GCDH is involved in the sub-project that focuses on the reception of the German Bible as evidenced in citations over the history of German literature. As a textual base, the sub-project is using the zeno.org-corpus, which contains over 1.8 million unique words in a corpus comprising more than 130 million words and is now freely available via “TextGrid” (www.textgrid.de). Pursuing a text mining approach will, for example, allow the validation (or falsification) of theories putting forward the secularisation of German culture, in general, and literature, in particular, as well as the tendency of literature towards aesthetic autonomy. Is there a diminishing frequency pattern of quotations from the Bible, as one could assume from a theory of secularisation, or is there merely a shift in the particular books being quoted or the way they are quoted? Does literature become more and more self-referencing over time, as the thesis of the aesthetic of autonomy predicates?

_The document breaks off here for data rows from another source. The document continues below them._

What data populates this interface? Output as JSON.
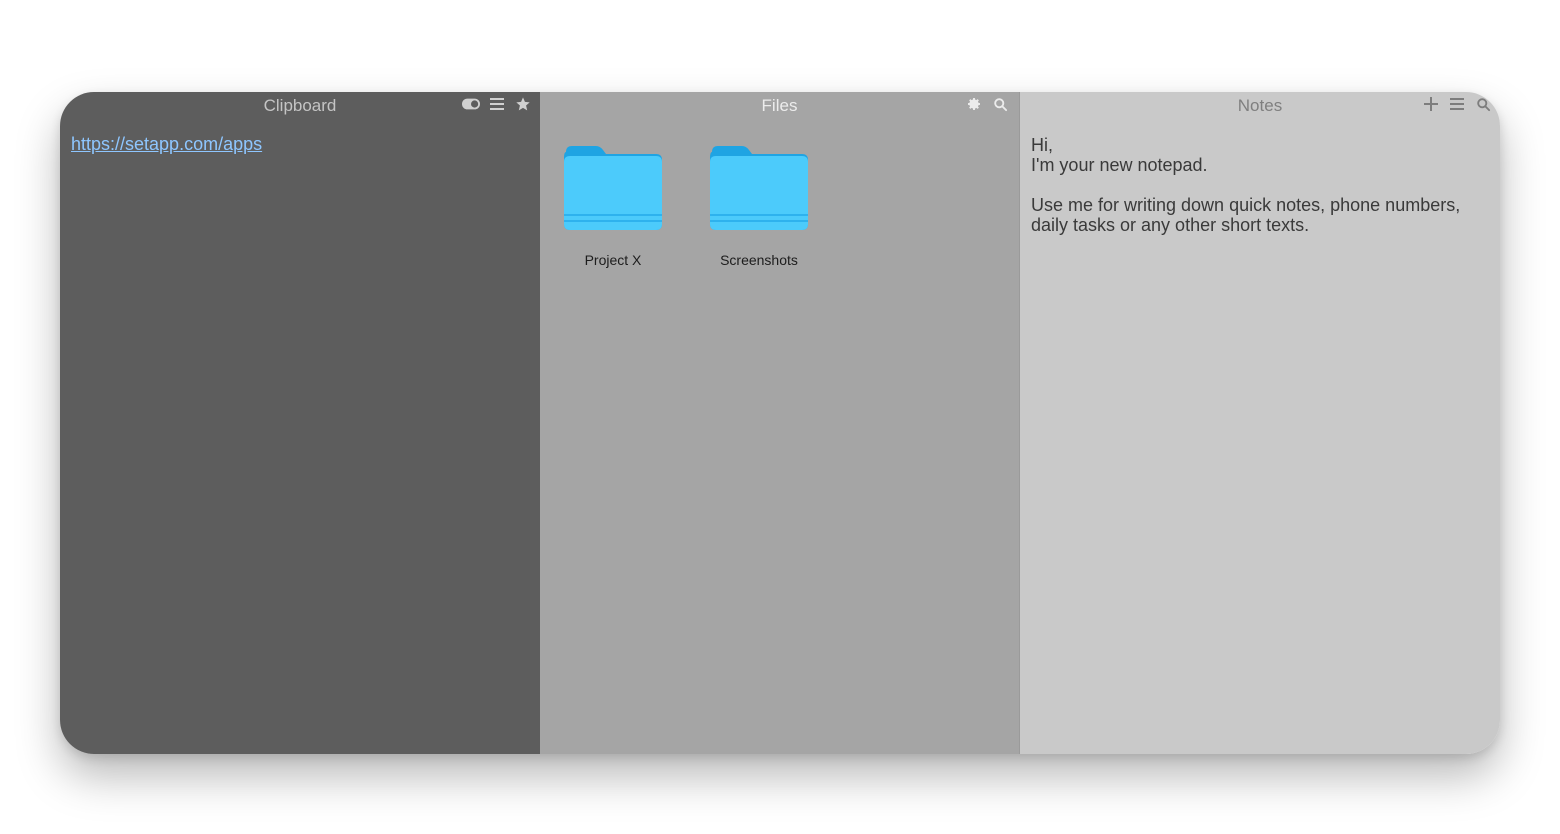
{
  "clipboard": {
    "title": "Clipboard",
    "items": [
      {
        "text": "https://setapp.com/apps"
      }
    ],
    "tools": [
      "toggle-icon",
      "menu-icon",
      "star-icon"
    ]
  },
  "files": {
    "title": "Files",
    "folders": [
      {
        "name": "Project X"
      },
      {
        "name": "Screenshots"
      }
    ],
    "tools": [
      "gear-icon",
      "search-icon"
    ]
  },
  "notes": {
    "title": "Notes",
    "lines": [
      "Hi,",
      "I'm your new notepad.",
      "",
      "Use me for writing down quick notes, phone numbers,",
      "daily tasks or any other short texts."
    ],
    "tools": [
      "plus-icon",
      "menu-icon",
      "search-icon"
    ]
  },
  "colors": {
    "clipboard_bg": "#5d5d5d",
    "files_bg": "#a5a5a5",
    "notes_bg": "#c9c9c9",
    "link": "#8ec6ff",
    "folder": "#42c6fb"
  }
}
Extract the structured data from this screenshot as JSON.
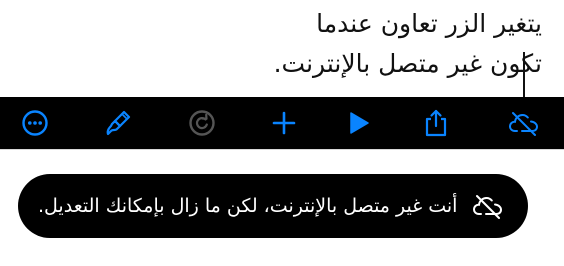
{
  "callout": {
    "line1": "يتغير الزر تعاون عندما",
    "line2": "تكون غير متصل بالإنترنت."
  },
  "toolbar": {
    "items": [
      {
        "name": "more-icon"
      },
      {
        "name": "paintbrush-icon"
      },
      {
        "name": "redo-icon"
      },
      {
        "name": "add-icon"
      },
      {
        "name": "play-icon"
      },
      {
        "name": "share-icon"
      },
      {
        "name": "cloud-offline-icon"
      }
    ],
    "accent": "#0a84ff",
    "disabled": "#555555"
  },
  "banner": {
    "text": "أنت غير متصل بالإنترنت، لكن ما زال بإمكانك التعديل.",
    "icon": "cloud-offline-icon"
  }
}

In the medium term, the sub-project aims at developing reliable text mining tools for literary scholarship, allowing scholars to analyse very large corpora of texts. The aim is also to paradigmatically enhance the historical and hermeneutical methods used in literary studies to also include quantitative, statistical and formalistic ones. The hope is to show that formal-algorithmic methods can be used to pose old research questions more precisely and new questions for the first time.